Review | “On Golden Pond” faces the reality of growing old


Courtesy of Theatre Tuscaloosa

From left: Lisa Waldrop Shattuck, Cooper Shattuck, and Dianna Brown Shaw. Photo by Porfirio Solorzano.

Jenna Daniel, Contributing Writer

Theatre Tuscaloosa and Shelton State Community College presented the dramatic comedy “On Golden Pond,” from Feb. 25 to March 6. 

The play, written by Ernest Thompson and directed by Paul K. Looney, took place in the Bean-Brown Theatre on the Martin Campus of Shelton State Community College. 

“On Golden Pond” was inspired by the Academy Award-winning film of the same name starring Henry Fonda, Jane Fonda and Katharine Hepburn. 

The play tells the story of Ethel and Norman Thayer, an elderly couple portrayed by Dianna Shaw and Gary Wise, who visit their New England summer home accompanied by their daughter Chelsea, her new fiance and his son. The couple faces the reality of growing old and reminisces on the relationships they have developed in the past 48 summers on Golden Pond. 

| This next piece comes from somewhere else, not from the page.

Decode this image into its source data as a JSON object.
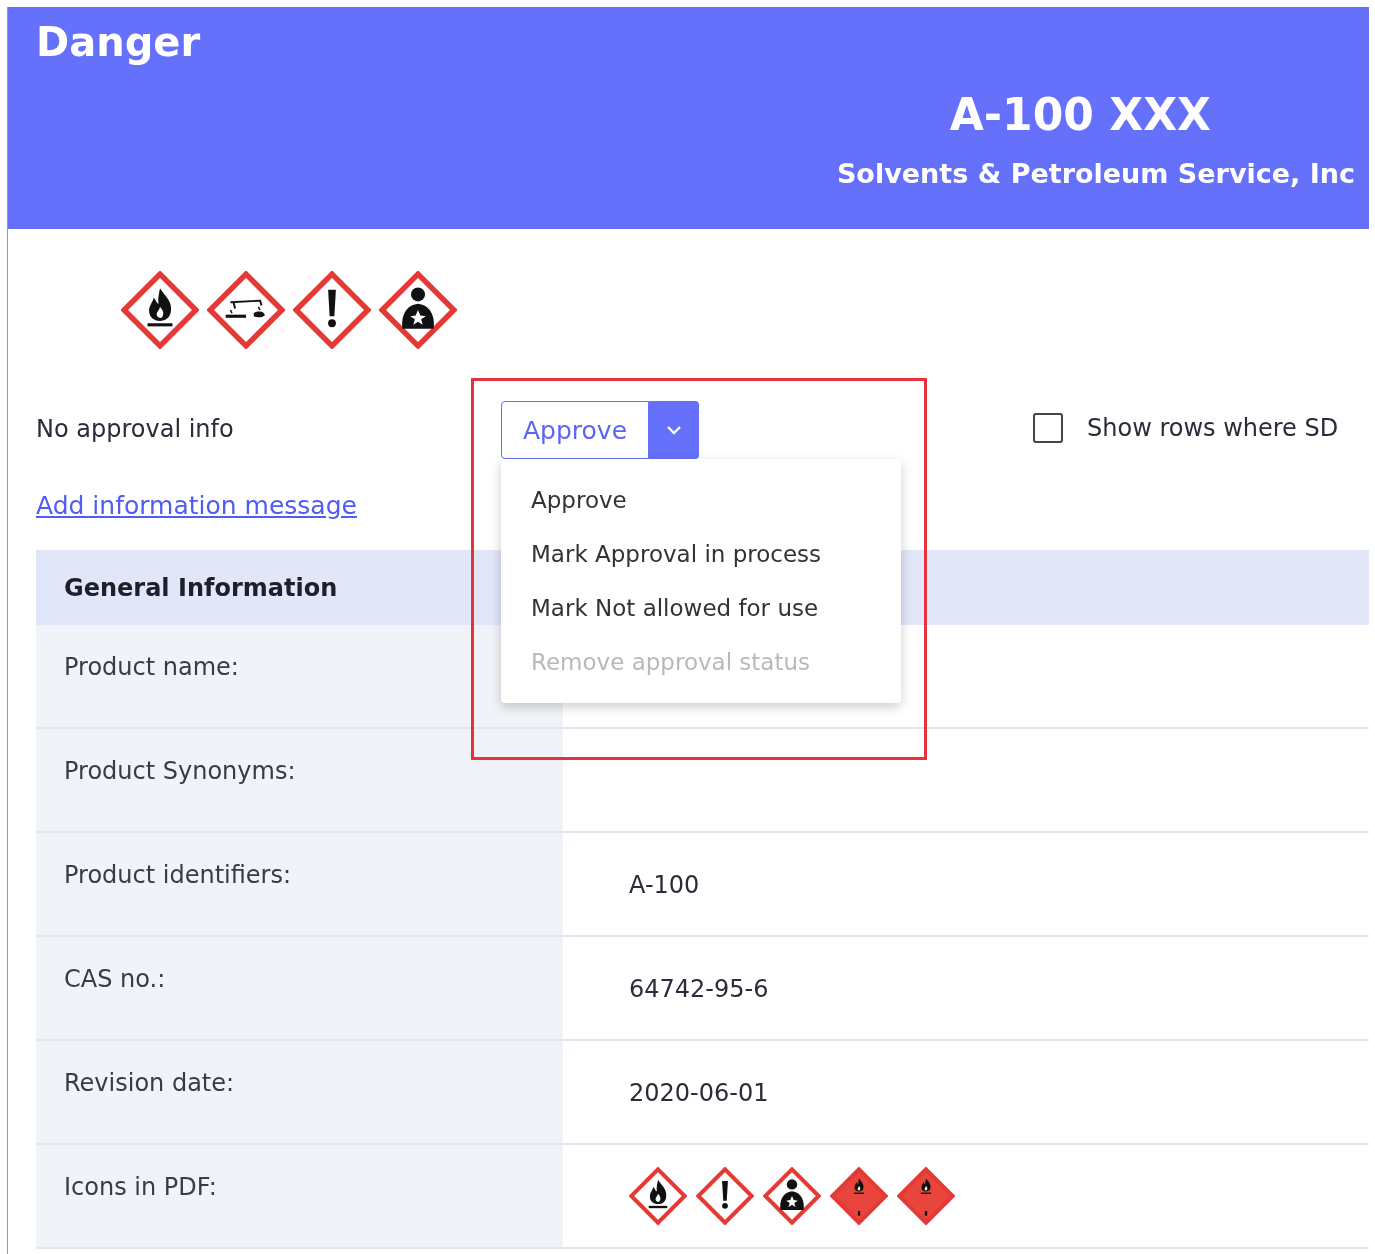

Theatre Tuscaloosa’s play had only one set, so scenic designer Lynne Hutton used every inch of the stage to portray the Thayers’ cozy cabin. 

The details of the set — from the chronically broken screen door to the tall stone fireplace, fishing rods on the wall, rotary dial telephone and countless books on the wall — added to the escape from reality the cabin represented for Norman, Ethel and their family. 

The play opens to Norman pacing around the lake house as if he has never been there before, foreshadowing his struggle with the early stages of dementia. 

The audience got to know Norman’s character as a crass and hardheaded man with a pessimistic outlook on life, showcased in his deadpan responses. When Ethel asked, “Can you believe it’s our 48th summer here?” he responded, “Probably our last.” 

Wise delivery of Norman’s dry humor received laugh after laugh from the audience. From the first line, he seized the audience’s attention.

Despite his behavior, Ethel showed unconditional love for him, but the audience saw her loss of hope for the future as Norman’s health declined.

Shaw displayed raw emotion, unwillingly crying every performance, as the couple’s experiences run parallel to real-life encounters with growing old with someone you love.  

“The line that gets me is when she says, ‘Do you want to take the book with us?’ and he says, ‘No, leave it here, I’ll read it next year,’ but she’s not sure if there will be a next year,” Shaw said.

Theatre Tuscaloosa’s “On Golden Pond” was a nostalgic escape that was sure to leave a smile on your face and a tear in your eye. 

Theatre Tuscaloosa is presenting the 2022 Festival of One Acts from March 23 to 27, “The Mamalogues” from May 20 to 29 and “Mamma Mia!” from July 15 to 22.

Questions? Email the culture desk at [email protected].